Senate Majority Leader Chuck Schumer said Monday he would seek to overturn a 2020 decision by the Internal Revenue Service that provided tax hikes equal to thousands of Suffolk homeowners who received grants to replace aging sewer systems.
The grant program was launched by the US Department of Agriculture in 2017 and is still ongoing. It’s part of an effort to encourage Long Island homeowners to upgrade their sewer systems to reduce nitrogen pollution in groundwater and local waterways. The IRS has ruled that the grants should be considered taxable income, although homeowners do not derive any financial benefit from the modernization and Suffolk pays the grants directly to contractors.
During a news conference Monday in East Islip, Schumer (DN.Y.) announced a possible workaround for the “illogical” IRS decision. If the USDA determines that the program benefits the environment, the grants would be excluded from taxable income, he said.
“These are middle-class people. They work hard. You can’t afford it [the tax hike]”, he said. “That’s not fair. That is not right.”
The USDA did not immediately respond to requests for comment Monday, and it was unclear if the department would honor Schumer’s request. Separate legislation would be needed to retrospectively reimburse homeowners for the tax hike, Suffolk officials said.
East Islip’s Louis Castronova said he received a grant to upgrade his sewage system in 2020 after his cesspool collapsed. The improvement, he said, cost him more than $4,000 in tax increases.
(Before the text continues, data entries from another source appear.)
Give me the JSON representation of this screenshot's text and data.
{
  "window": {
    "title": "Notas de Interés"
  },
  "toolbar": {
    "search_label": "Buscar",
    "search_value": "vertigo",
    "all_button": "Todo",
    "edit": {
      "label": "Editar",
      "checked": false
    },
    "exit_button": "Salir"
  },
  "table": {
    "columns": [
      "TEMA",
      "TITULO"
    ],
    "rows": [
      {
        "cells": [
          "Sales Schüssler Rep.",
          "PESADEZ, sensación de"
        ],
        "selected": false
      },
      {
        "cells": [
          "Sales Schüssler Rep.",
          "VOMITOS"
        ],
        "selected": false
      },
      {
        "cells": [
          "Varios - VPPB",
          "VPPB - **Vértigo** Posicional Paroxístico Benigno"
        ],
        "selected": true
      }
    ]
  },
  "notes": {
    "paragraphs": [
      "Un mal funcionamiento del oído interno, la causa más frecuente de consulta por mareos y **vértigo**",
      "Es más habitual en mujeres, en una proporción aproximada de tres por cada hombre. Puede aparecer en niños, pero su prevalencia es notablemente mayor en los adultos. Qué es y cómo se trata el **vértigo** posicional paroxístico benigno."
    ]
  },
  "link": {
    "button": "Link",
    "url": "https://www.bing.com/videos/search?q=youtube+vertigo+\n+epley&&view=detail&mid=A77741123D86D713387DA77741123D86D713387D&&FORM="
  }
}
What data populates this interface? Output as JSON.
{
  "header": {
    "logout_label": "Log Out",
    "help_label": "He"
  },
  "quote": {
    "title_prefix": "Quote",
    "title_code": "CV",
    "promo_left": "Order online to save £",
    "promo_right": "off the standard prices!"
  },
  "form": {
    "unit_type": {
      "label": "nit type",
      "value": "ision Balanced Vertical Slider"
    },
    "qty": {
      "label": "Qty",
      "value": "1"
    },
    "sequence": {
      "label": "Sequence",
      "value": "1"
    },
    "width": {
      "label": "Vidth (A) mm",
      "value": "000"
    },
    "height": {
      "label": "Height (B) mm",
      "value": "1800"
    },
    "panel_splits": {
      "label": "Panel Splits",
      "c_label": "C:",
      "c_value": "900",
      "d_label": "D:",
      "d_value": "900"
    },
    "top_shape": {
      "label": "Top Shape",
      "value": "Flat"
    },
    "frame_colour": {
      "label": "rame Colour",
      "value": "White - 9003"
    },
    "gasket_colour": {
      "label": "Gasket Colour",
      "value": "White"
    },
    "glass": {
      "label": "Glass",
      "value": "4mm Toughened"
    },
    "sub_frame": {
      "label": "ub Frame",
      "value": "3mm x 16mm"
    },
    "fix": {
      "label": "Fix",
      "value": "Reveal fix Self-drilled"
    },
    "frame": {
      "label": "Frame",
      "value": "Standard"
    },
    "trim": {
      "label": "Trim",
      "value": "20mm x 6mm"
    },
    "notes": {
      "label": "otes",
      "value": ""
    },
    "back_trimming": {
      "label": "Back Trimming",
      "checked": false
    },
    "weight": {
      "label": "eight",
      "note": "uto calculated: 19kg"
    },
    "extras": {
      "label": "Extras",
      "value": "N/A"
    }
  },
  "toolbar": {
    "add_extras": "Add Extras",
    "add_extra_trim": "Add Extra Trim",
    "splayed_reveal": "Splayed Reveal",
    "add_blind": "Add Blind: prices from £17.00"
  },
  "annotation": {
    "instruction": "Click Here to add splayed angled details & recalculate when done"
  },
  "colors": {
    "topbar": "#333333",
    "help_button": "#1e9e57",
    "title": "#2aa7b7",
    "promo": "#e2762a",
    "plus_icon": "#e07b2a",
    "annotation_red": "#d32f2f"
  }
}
“You’re sitting there and you’re like, ‘Wow, that could have been used in my kid’s education,'” said Castronova, a building inspector for Islip Town.
The IRS said in its 2020 decision that the money is counted as income because homeowners perform “administrative or supervisory functions of the payment,” including through the selection of the contractor used, and the grants are not given based solely on need.
The IRS did not respond to requests for comment Monday.
In a letter to USDA Secretary Tom Vilsack Monday, Schumer said the IRS code requires payments under conservation programs designated by the USDA primarily to conserve land and water resources and protect the environment to be from gross income of a recipient could be excluded.
Suffolk has 360,000 aging cesspools and septic tanks, environmentalists said. To date, more than 1,000 septic systems have been installed under the Suffolk program and some 3,200 homeowners have applied for grants of between $10,000 and $20,000, officials said.
“This program was specifically designed to help Long Island’s working class,” said Adrienne Esposito, executive director of the Citizens Campaign for the Environment. “It should be good for our wallets, good for the environment and good for the sustainability of our island.”
Suffolk County Executive Steve Bellone said the program is “absolutely critical to our plan in Suffolk County for decades to come to solve the water quality problem once and for all.”
Bellone, who noted that homeowners in the county are seeing increases in their tax bills since 2020, said if the IRS doesn’t reverse course. the program could stop.
“It’s the biggest problem of our time here,” he said. “If we don’t conserve the impacts on water quality here, protect and push back; if we don’t protect this water quality, we won’t have a prosperous future on Long Island.”
Rep. Tom Suozzi (D-Glen Cove) and Sen. Kirsten Gillibrand (DN.Y.) pushed for legislation last year to reverse the IRS ruling. But the amendment included in President Joe Biden’s Build Back Better bill died in the Senate.
Robert Brodsky is a breaking news reporter who has worked at Newsday since 2011. He is a graduate of Queens College and American University.